Over many years the water environment in Arun and Western Streams has been modified to support agriculture, industry, navigation, abstraction, recreation and flood protection. These uses have resulted in significant changes to the natural characteristics of our environment, with negative consequences on wildlife.
In stream structures such as weirs present a barrier to the movement of animals, especially fish, throughout the catchment. This limits the amount of available habitat for wildlife, and prevents fish reaching spawning grounds. Where possible structures should be completely removed. However, this is not always achievable and instead a fish pass can be installed to enable fish to swim over the barrier. Across the catchment there are over 50 structures which need to be addressed, with the highest concentrations found in the upper Arun and River Rother. Some sites have already been improved, for example a fish pass has been installed on a weir at Hardham through the ARC project and we are expecting to see increased fish numbers over the coming years.
Historically, watercourses in the catchment have been straightened, over widened and dredged for many purposes including flood protection, industry and navigation. These changes to the natural environment can be very damaging, reducing the abundance and diversity of wildlife able to survive in our rivers. There are many sites within the catchment which need to be restored to their natural state. For example, restoration work will soon start on a 13.5km stretch of the River Arun, below Horsham through the ARC project.
Over 400 million litres of water are authorised to be abstracted each year from the rivers, groundwater and coastal areas in Arun and Western Streams catchment. The majority (58%) of the water supplies the public, but water is also used in agriculture, industry and amenity. In some cases too much abstraction can occur, which results reduced flows in our rivers which can be extremely damaging during periods of low rainfall. Some areas of the catchment are a greater risk from low flows.
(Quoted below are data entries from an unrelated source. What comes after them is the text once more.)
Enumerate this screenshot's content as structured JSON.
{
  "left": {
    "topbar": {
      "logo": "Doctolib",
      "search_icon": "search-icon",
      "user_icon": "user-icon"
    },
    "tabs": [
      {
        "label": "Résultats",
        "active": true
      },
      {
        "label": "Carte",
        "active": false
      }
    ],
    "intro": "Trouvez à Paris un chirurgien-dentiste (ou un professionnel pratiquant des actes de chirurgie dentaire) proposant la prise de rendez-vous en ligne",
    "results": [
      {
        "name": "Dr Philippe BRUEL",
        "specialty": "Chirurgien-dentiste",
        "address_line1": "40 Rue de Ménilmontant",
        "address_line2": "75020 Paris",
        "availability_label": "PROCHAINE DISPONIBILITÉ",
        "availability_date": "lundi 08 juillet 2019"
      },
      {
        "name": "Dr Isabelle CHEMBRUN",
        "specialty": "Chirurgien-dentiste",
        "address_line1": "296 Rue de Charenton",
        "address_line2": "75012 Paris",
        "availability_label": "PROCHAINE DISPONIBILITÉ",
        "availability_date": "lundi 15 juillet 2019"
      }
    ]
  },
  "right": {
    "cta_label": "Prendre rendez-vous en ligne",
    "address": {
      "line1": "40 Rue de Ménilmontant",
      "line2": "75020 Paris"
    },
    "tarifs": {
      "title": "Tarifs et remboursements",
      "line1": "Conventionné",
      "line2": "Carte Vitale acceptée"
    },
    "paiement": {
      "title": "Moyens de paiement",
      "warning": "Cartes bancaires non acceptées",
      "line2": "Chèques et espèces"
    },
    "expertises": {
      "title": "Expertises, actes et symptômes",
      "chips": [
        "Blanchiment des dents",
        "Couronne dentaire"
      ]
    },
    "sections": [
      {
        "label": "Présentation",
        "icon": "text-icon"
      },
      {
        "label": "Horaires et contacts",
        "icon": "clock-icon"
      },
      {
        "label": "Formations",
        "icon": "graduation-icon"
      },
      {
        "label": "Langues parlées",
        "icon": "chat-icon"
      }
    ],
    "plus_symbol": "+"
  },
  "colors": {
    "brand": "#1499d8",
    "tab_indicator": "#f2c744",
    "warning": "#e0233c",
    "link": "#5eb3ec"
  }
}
For example, on the River Ems, Portsmouth Water are working with the Environment Agency and local landowners to improve a flow support scheme and make habitat more resilience to reduce the impact of their nearby abstractions.